When I returned from being on medical leave with being out with the flu for 4 days, I was terminated from my job. Also, when I claimed my unemployment, they denied my benefits and stated that I was given a verbal and a written warning. I never signed any paper in regards to a warning. Last but not least when I was promoted to the department I got a pay raise to $13.25 and hour. In September they brought on another member to the team with no experience and she was making $16.00. When I brought it up that I was making less, they blew me off. I feel very discriminated and not sure if I have a case.
Personal Injury Lawyer
It is possible but a consultation is necessary to go over every fact and proof. Try to create a timeline prior to consultation and any evidence and/or witnesses.
973-984-0800. Please be advised my answers to questions does not constitute legal advice and you should not rely on it, due to the fact that we have never met, I have not been aprised of the facts in you case nor have I reviewed any documents.
Employment / Labor Attorney
It is unlawful to interfere with an employee's rights under the Family and Medical Leave Act ("FMLA"). If an employee is terminated within a short period following his or her FMLA leave, he or she may have a legitimate claim against the employer for violation of the anti-interference provision or anti-retaliation provision under the FMLA. An experienced employment law attorney may provide useful legal advice to an aggrieved employee during the course of an office consultation.

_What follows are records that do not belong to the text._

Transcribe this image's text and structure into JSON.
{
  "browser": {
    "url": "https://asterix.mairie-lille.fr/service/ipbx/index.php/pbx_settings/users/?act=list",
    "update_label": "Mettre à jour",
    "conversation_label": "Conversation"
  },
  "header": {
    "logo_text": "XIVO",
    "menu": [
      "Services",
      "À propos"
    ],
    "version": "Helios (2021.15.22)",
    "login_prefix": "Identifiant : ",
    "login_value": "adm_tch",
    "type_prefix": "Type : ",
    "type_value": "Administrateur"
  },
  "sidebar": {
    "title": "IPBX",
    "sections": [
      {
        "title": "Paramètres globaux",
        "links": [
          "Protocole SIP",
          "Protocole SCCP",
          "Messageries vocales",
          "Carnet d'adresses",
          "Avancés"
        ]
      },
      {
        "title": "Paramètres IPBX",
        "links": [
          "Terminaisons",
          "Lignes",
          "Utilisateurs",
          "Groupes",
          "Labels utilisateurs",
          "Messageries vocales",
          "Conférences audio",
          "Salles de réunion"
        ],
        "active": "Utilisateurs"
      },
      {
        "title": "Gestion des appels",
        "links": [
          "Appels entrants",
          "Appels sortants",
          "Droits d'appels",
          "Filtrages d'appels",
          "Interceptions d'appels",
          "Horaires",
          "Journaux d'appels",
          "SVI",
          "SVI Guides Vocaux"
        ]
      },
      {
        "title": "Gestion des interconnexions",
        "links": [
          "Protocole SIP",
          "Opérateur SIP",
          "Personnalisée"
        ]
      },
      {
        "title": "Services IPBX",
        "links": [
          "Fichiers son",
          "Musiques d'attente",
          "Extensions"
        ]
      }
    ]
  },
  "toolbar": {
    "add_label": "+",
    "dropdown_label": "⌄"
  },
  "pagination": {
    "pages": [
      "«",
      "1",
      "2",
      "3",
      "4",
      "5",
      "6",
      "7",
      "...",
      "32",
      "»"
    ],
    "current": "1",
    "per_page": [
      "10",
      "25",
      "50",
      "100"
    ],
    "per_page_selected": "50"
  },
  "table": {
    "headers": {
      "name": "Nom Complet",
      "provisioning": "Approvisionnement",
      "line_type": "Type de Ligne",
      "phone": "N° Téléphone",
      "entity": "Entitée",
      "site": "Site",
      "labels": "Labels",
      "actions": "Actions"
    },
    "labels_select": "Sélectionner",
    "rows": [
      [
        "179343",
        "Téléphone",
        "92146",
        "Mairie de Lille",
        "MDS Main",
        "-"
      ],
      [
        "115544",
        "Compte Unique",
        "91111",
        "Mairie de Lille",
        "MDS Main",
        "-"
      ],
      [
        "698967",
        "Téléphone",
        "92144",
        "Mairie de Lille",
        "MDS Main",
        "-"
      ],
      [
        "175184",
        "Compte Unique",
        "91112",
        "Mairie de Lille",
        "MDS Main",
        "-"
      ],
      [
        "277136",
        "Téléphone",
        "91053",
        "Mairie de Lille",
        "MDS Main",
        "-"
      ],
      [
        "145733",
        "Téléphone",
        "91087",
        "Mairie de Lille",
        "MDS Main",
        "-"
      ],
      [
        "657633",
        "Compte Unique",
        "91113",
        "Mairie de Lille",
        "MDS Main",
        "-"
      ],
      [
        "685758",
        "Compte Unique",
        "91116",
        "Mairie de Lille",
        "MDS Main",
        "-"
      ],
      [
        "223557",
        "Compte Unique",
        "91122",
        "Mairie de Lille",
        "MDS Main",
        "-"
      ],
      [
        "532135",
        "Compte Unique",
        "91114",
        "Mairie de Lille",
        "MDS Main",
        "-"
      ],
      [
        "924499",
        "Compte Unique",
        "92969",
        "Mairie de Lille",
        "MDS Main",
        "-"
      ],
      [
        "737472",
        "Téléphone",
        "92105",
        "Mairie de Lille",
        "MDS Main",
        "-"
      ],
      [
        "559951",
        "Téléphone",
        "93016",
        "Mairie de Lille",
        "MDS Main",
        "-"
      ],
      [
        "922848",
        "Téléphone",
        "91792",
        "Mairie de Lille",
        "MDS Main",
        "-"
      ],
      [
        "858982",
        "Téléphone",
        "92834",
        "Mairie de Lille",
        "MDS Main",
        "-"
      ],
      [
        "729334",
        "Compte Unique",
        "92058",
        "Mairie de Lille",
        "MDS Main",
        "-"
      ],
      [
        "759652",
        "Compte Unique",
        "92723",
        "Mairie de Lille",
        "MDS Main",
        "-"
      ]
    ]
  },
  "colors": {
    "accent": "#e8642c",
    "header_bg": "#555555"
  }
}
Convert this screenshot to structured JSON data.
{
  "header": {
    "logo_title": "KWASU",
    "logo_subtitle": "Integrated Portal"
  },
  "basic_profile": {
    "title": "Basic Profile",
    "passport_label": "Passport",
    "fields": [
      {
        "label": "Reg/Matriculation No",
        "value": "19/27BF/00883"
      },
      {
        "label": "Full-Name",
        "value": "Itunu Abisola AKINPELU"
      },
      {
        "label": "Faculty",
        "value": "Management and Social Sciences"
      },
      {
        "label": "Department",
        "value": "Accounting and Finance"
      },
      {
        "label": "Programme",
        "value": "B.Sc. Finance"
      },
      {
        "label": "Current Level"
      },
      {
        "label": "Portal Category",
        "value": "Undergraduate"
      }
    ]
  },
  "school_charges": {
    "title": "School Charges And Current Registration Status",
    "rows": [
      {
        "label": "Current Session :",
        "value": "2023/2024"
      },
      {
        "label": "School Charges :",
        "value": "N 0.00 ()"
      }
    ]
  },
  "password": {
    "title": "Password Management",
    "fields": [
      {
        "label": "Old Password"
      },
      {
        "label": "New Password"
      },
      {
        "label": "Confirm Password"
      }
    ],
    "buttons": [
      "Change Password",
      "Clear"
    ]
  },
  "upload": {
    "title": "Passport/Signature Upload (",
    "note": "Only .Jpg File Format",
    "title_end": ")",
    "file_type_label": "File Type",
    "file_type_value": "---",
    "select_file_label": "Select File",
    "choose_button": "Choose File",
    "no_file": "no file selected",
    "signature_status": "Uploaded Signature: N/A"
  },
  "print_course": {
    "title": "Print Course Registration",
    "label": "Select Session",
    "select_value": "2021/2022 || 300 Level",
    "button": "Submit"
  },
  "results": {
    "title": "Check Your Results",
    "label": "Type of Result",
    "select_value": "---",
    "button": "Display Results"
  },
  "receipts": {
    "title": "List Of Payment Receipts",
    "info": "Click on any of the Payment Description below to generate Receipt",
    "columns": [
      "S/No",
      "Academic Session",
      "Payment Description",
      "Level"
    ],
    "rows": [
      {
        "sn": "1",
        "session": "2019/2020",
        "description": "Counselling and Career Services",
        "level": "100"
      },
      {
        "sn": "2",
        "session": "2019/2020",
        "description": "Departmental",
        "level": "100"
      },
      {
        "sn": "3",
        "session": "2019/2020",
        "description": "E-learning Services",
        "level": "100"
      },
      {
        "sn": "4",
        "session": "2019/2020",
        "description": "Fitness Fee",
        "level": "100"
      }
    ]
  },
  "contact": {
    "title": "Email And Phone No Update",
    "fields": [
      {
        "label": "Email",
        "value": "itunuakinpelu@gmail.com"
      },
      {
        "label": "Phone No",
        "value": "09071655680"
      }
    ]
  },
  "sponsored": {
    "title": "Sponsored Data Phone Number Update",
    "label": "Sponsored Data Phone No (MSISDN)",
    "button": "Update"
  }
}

Note, FMLA claims arise under federal law.
An employee may have grounds to appeal the denial of his or her application for unemployment benefits, when the denial is based upon the employer's unheeded, job performance "warnings." The employee should ensure the the appeal is correctly and timely filed with the unemployment agency. Note, unemployment benefit claims arise under state law.
Moreover, an employee may have an FMLA interference claim against an employer that opposes his or her application for unemployment benefits within a couple of months following the employee's exercise of rights that are protected under the FMLA.
This statement is intended for general informational purposes only. It does not constitute legal advice. It does not create an attorney-client relationship between the reader/questioner and the responding lawyer.
It sounds like you were rightly fired for cause.Employers have every right to expect and demand attendance to work...or be fired.
Advice provided is general in nature and should not be relied upon without retaining qualified and experienced legal counsel who is able to review in details the precise facts and details of your legal matter.The law firm of Hanlon Niemann and fredrick p niemann disclaims any express or implied guarantees or warranties associated with this response.
Employment / Labor Attorney
You may have an FMLA claim. You may have been fired for cause and thus have no claim. Speak to a lawyer regarding the details of your case.
Disclaimer: Any information provided through this forum is meant merely for informational purposes and is not legal/medical/tax advice. No attorney-client relationship exists as a result of this communication and to establish such a relationship, a potential client must enter into a written contract with the attorney. This attorney has not agreed to handle your case, nor will he do so until you have signed a written retainer agreement which outlines the obligations of both parties.